### WHAT YOU SHOULD DO
The entries below are to be retyped exactly. Preserve every word.

### DATA SUPPLIED
###

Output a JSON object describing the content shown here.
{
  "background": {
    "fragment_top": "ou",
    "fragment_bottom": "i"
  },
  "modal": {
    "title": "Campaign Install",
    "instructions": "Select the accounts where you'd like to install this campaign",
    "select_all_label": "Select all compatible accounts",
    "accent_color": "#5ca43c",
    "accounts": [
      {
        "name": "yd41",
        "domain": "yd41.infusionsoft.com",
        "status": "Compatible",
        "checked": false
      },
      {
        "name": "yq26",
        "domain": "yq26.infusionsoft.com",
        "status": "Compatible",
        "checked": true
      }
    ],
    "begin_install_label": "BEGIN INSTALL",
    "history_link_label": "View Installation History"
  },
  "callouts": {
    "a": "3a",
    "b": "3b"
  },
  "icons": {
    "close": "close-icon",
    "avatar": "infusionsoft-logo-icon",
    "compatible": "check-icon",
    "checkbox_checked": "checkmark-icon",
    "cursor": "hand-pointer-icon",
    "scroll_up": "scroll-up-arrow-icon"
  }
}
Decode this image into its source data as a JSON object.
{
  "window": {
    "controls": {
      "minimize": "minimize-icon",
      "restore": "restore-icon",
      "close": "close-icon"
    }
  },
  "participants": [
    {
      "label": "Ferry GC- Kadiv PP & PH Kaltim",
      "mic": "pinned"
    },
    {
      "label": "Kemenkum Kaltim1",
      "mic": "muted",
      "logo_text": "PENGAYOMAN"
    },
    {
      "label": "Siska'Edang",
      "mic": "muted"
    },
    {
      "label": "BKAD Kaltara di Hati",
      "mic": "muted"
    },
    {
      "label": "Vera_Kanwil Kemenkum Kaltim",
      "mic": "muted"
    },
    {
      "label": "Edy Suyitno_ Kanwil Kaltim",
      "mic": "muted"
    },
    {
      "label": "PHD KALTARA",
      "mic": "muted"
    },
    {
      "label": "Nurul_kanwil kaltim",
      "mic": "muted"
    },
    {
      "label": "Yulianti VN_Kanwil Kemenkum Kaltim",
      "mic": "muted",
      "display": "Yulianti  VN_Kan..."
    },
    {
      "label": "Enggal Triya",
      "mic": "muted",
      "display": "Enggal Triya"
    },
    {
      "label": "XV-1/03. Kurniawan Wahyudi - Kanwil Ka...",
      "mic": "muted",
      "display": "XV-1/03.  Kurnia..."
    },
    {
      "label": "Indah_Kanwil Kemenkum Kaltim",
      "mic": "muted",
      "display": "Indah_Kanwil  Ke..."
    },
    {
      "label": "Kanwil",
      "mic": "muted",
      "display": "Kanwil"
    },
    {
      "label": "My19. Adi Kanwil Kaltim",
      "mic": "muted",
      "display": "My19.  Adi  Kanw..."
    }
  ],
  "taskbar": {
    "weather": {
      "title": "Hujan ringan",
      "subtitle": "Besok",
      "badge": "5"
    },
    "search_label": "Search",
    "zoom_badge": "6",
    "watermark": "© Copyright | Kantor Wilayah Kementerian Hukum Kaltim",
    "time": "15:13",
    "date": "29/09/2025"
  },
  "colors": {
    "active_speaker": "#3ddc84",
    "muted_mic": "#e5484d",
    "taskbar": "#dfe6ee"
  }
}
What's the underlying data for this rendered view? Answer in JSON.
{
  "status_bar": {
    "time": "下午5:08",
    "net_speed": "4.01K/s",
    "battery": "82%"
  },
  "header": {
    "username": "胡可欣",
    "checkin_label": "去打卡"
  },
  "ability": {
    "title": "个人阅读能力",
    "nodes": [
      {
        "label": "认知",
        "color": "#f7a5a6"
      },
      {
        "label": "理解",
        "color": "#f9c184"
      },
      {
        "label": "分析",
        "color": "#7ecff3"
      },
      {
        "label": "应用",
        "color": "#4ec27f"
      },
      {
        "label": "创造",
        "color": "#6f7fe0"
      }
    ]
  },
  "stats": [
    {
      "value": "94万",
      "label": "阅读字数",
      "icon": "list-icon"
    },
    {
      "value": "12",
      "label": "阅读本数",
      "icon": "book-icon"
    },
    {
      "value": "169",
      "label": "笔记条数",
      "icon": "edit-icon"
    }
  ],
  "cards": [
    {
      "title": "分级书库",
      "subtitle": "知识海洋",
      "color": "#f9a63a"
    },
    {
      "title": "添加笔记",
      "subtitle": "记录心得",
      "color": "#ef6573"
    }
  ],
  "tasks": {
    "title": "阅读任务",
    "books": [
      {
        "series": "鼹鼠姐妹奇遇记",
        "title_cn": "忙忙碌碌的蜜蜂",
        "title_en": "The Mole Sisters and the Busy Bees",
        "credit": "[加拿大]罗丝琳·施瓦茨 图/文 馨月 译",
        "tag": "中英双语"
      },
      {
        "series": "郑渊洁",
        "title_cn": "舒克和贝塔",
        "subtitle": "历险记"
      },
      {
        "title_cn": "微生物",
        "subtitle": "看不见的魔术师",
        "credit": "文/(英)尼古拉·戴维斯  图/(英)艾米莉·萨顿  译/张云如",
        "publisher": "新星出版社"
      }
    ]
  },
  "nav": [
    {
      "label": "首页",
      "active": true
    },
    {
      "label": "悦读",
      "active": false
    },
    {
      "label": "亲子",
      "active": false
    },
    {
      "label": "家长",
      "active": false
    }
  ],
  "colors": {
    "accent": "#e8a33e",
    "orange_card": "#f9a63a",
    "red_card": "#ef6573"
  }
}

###

### RESULT
Output a JSON object describing the content shown here.
{
  "background": {
    "fragment_top": "ou",
    "fragment_bottom": "i"
  },
  "modal": {
    "title": "Campaign Install",
    "instructions": "Select the accounts where you'd like to install this campaign",
    "select_all_label": "Select all compatible accounts",
    "accent_color": "#5ca43c",
    "accounts": [
      {
        "name": "yd41",
        "domain": "yd41.infusionsoft.com",
        "status": "Compatible",
        "checked": false
      },
      {
        "name": "yq26",
        "domain": "yq26.infusionsoft.com",
        "status": "Compatible",
        "checked": true
      }
    ],
    "begin_install_label": "BEGIN INSTALL",
    "history_link_label": "View Installation History"
  },
  "callouts": {
    "a": "3a",
    "b": "3b"
  },
  "icons": {
    "close": "close-icon",
    "avatar": "infusionsoft-logo-icon",
    "compatible": "check-icon",
    "checkbox_checked": "checkmark-icon",
    "cursor": "hand-pointer-icon",
    "scroll_up": "scroll-up-arrow-icon"
  }
}
Decode this image into its source data as a JSON object.
{
  "window": {
    "controls": {
      "minimize": "minimize-icon",
      "restore": "restore-icon",
      "close": "close-icon"
    }
  },
  "participants": [
    {
      "label": "Ferry GC- Kadiv PP & PH Kaltim",
      "mic": "pinned"
    },
    {
      "label": "Kemenkum Kaltim1",
      "mic": "muted",
      "logo_text": "PENGAYOMAN"
    },
    {
      "label": "Siska'Edang",
      "mic": "muted"
    },
    {
      "label": "BKAD Kaltara di Hati",
      "mic": "muted"
    },
    {
      "label": "Vera_Kanwil Kemenkum Kaltim",
      "mic": "muted"
    },
    {
      "label": "Edy Suyitno_ Kanwil Kaltim",
      "mic": "muted"
    },
    {
      "label": "PHD KALTARA",
      "mic": "muted"
    },
    {
      "label": "Nurul_kanwil kaltim",
      "mic": "muted"
    },
    {
      "label": "Yulianti VN_Kanwil Kemenkum Kaltim",
      "mic": "muted",
      "display": "Yulianti  VN_Kan..."
    },
    {
      "label": "Enggal Triya",
      "mic": "muted",
      "display": "Enggal Triya"
    },
    {
      "label": "XV-1/03. Kurniawan Wahyudi - Kanwil Ka...",
      "mic": "muted",
      "display": "XV-1/03.  Kurnia..."
    },
    {
      "label": "Indah_Kanwil Kemenkum Kaltim",
      "mic": "muted",
      "display": "Indah_Kanwil  Ke..."
    },
    {
      "label": "Kanwil",
      "mic": "muted",
      "display": "Kanwil"
    },
    {
      "label": "My19. Adi Kanwil Kaltim",
      "mic": "muted",
      "display": "My19.  Adi  Kanw..."
    }
  ],
  "taskbar": {
    "weather": {
      "title": "Hujan ringan",
      "subtitle": "Besok",
      "badge": "5"
    },
    "search_label": "Search",
    "zoom_badge": "6",
    "watermark": "© Copyright | Kantor Wilayah Kementerian Hukum Kaltim",
    "time": "15:13",
    "date": "29/09/2025"
  },
  "colors": {
    "active_speaker": "#3ddc84",
    "muted_mic": "#e5484d",
    "taskbar": "#dfe6ee"
  }
}
What's the underlying data for this rendered view? Answer in JSON.
{
  "status_bar": {
    "time": "下午5:08",
    "net_speed": "4.01K/s",
    "battery": "82%"
  },
  "header": {
    "username": "胡可欣",
    "checkin_label": "去打卡"
  },
  "ability": {
    "title": "个人阅读能力",
    "nodes": [
      {
        "label": "认知",
        "color": "#f7a5a6"
      },
      {
        "label": "理解",
        "color": "#f9c184"
      },
      {
        "label": "分析",
        "color": "#7ecff3"
      },
      {
        "label": "应用",
        "color": "#4ec27f"
      },
      {
        "label": "创造",
        "color": "#6f7fe0"
      }
    ]
  },
  "stats": [
    {
      "value": "94万",
      "label": "阅读字数",
      "icon": "list-icon"
    },
    {
      "value": "12",
      "label": "阅读本数",
      "icon": "book-icon"
    },
    {
      "value": "169",
      "label": "笔记条数",
      "icon": "edit-icon"
    }
  ],
  "cards": [
    {
      "title": "分级书库",
      "subtitle": "知识海洋",
      "color": "#f9a63a"
    },
    {
      "title": "添加笔记",
      "subtitle": "记录心得",
      "color": "#ef6573"
    }
  ],
  "tasks": {
    "title": "阅读任务",
    "books": [
      {
        "series": "鼹鼠姐妹奇遇记",
        "title_cn": "忙忙碌碌的蜜蜂",
        "title_en": "The Mole Sisters and the Busy Bees",
        "credit": "[加拿大]罗丝琳·施瓦茨 图/文 馨月 译",
        "tag": "中英双语"
      },
      {
        "series": "郑渊洁",
        "title_cn": "舒克和贝塔",
        "subtitle": "历险记"
      },
      {
        "title_cn": "微生物",
        "subtitle": "看不见的魔术师",
        "credit": "文/(英)尼古拉·戴维斯  图/(英)艾米莉·萨顿  译/张云如",
        "publisher": "新星出版社"
      }
    ]
  },
  "nav": [
    {
      "label": "首页",
      "active": true
    },
    {
      "label": "悦读",
      "active": false
    },
    {
      "label": "亲子",
      "active": false
    },
    {
      "label": "家长",
      "active": false
    }
  ],
  "colors": {
    "accent": "#e8a33e",
    "orange_card": "#f9a63a",
    "red_card": "#ef6573"
  }
}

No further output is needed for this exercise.